John Junson is a great cartoonist and colleague. In a recent cartoon* he shows a character talking about being asked to learn ipod, iphone and other “I words” in one day. In the next frame, the character says, “I-OLD.” My friend could have added: “I-OUTOFIT”—sometimes a much scarier scenario.
I wish I had answers for my questions. I don’t. But I know how I am a surviving—and thriving—in my retirement years. First, I started an entirely new career doing only what I want to do, love to do and am good at. Second, I spend every free minute exploring, learning and testing new ideas. Yes, it will help my brain develop new cells that will help keep me from senile dementia. But, more than that, it’s adding excitement, novelty, energy and enthusiasm to my life—in a way I don’t recall ever experiencing. Of course, that could be the dementia trying to grab a foothold. I don’t think so. I have discovered a way of life that is redefining life—and aging–for me. I just wish I had found it sooner!
The tall, attractive and very sophisticated Fox News personality walked to her chair wearing a lime green suit. The talk show host introduced her, then said, “Greta, that’s a great suit!”
“My mother says I look like a head of lettuce in this outfit,” Greta Van Susterman said.
I didn’t hear the rest of the interview, because I was laughing too hard. That was two years ago, but the image of Greta’s gorgeous head on top of a head of lettuce has never left me. Or the idea that this highly successful, world recognized, and very conservative broadcaster was still being driven by her mom’s opinions.
Those of us who have lost our mothers might even yearn to hear their voices again. But whether our parents are alive or not, we often hear their voice in our head all the time.
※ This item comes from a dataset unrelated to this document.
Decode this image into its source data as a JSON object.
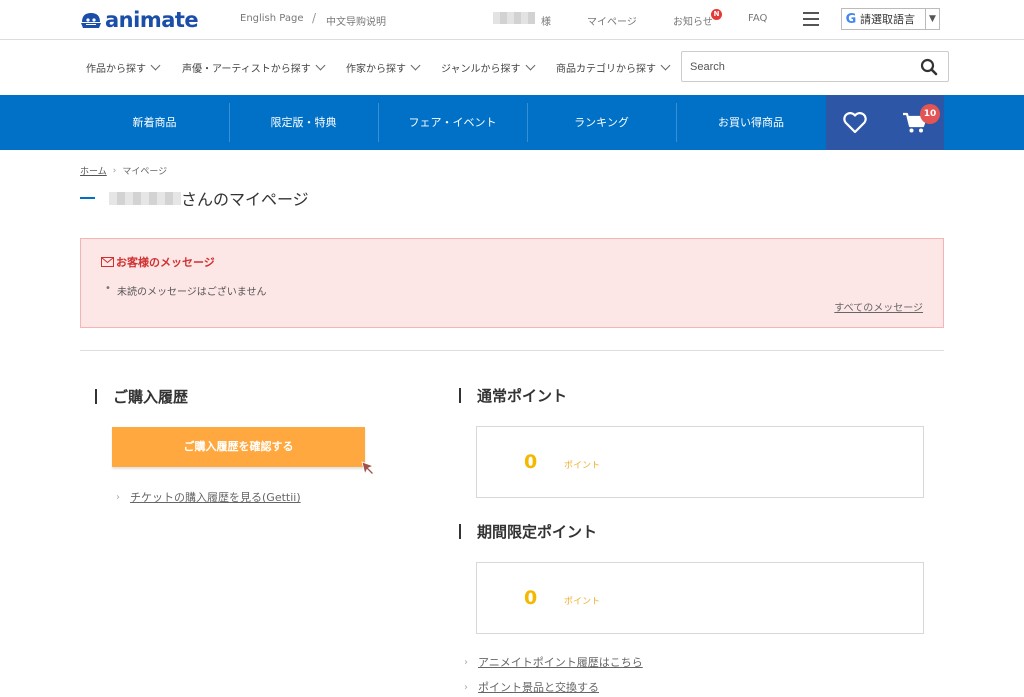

In my case, I remember, “Don’t cry over spilled milk.” For many years, I assumed it meant don’t sweat the small stuff, remember what’s important, etc—valuable lessons. Later I figured out that the phrase also implied her unspoken motto: “Never, never engage in conflict with anyone.”
If an attempt to follow is made, it might help keep an artificial peace—for awhile. But in business, the manager who avoids conflict at all costs is not managing. Rather he/she is stirring a pot of tasks, duties and people. Constructive conflict, as Patrick Lencioni has defined so clearly, is required for creative problem-solving and generating the commitment needed for effective performance. As Lencioni makes clear, you can never get the best results if you aren’t hearing the opinions of all of your team—and that requires managed conflict.
This brings me to a question raised by many others: were/are our parents right or wrong in the advice, admonishments and corrections they gave us?
Years ago I read the book “Games Mother Never Taught You” by Betty Lehan Harragan. It left me with my jaw dropping to realize what was out there in the world that I had no awareness of—and of which my mother was totally ignorant. Then I begin to wonder: what else didn’t she know about? How did her experience shape her advice and admonishments? Maybe she wasn’t always right…
Perhaps that’s what all grown ups come to realize eventually. That might even be one definition of maturity. But then what about Greta? Why does her mother still have so much power over her? Not malicious power at all. Mom’s trying to be helpful. But most mothers have no training in effective communication skills. Few understand how to offer comments that don’t put the person on the defensive. Even if Greta’s mom had training, the comment might sound unkind to some. But what if it were said in jest. What if Greta and her mom are best friends, and that’s the way they talk to each other? I will never know, but I probably won’t lose the head of lettuce image of Greta. Somehow I don’t think it would bother Greta in the slightest.